### Website and app data records

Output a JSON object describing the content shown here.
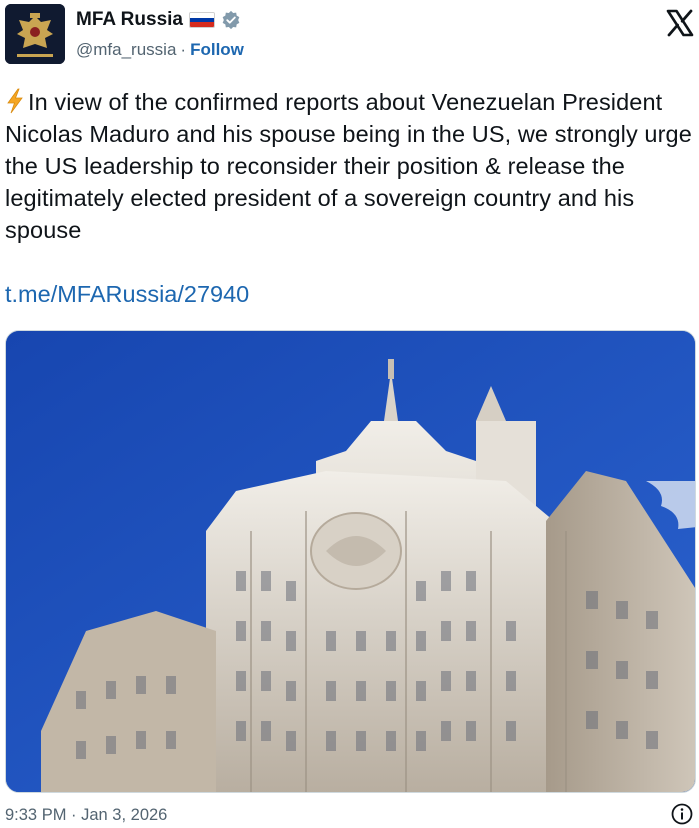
{
  "account": {
    "name": "MFA Russia",
    "handle": "@mfa_russia",
    "separator": "·",
    "follow_label": "Follow",
    "avatar_icon": "russian-eagle-emblem",
    "flag_icon": "russia-flag",
    "verified_icon": "verified-badge"
  },
  "tweet": {
    "text": "In view of the confirmed reports about Venezuelan President Nicolas Maduro and his spouse being in the US, we strongly urge the US leadership to reconsider their position & release the legitimately elected president of a sovereign country and his spouse",
    "lead_icon": "lightning-bolt-emoji",
    "link": "t.me/MFARussia/27940",
    "media_alt": "photo of the Russian Ministry of Foreign Affairs building against a blue sky"
  },
  "footer": {
    "timestamp": "9:33 PM · Jan 3, 2026",
    "info_icon": "info-icon"
  },
  "colors": {
    "text": "#0f1419",
    "secondary": "#536471",
    "link": "#1d67b0",
    "sky": "#1a4fb5"
  }
}
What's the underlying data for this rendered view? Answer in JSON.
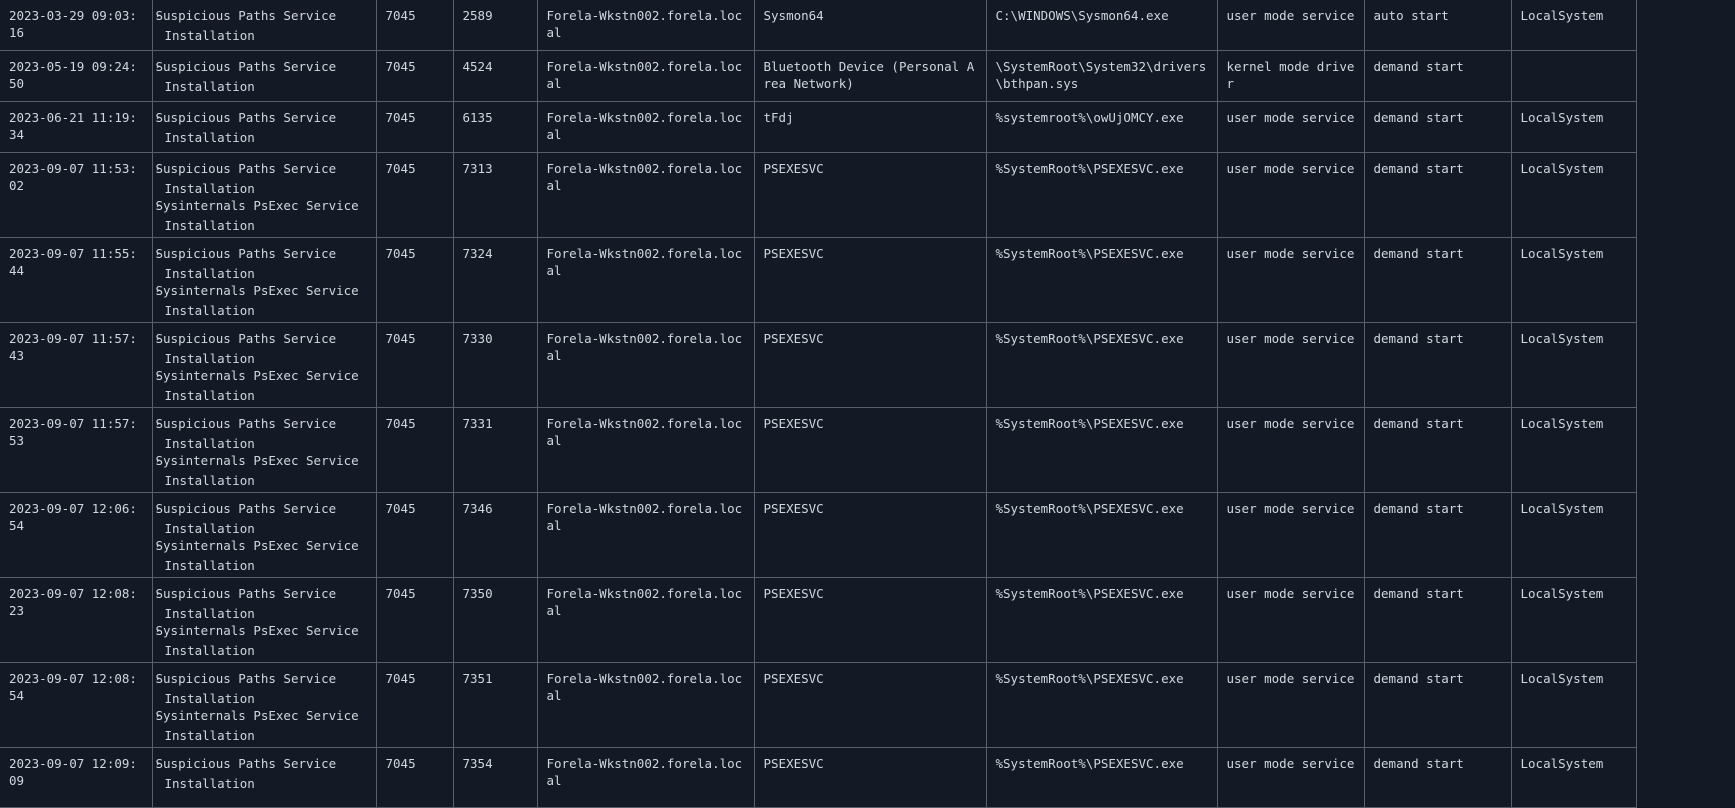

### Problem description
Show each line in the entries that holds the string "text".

### Solution for this task
    "text": "In view of the confirmed reports about Venezuelan President Nicolas Maduro and his spouse being in the US, we strongly urge the US leadership to reconsider their position & release the legitimately elected president of a sovereign country and his spouse",
    "text": "#0f1419",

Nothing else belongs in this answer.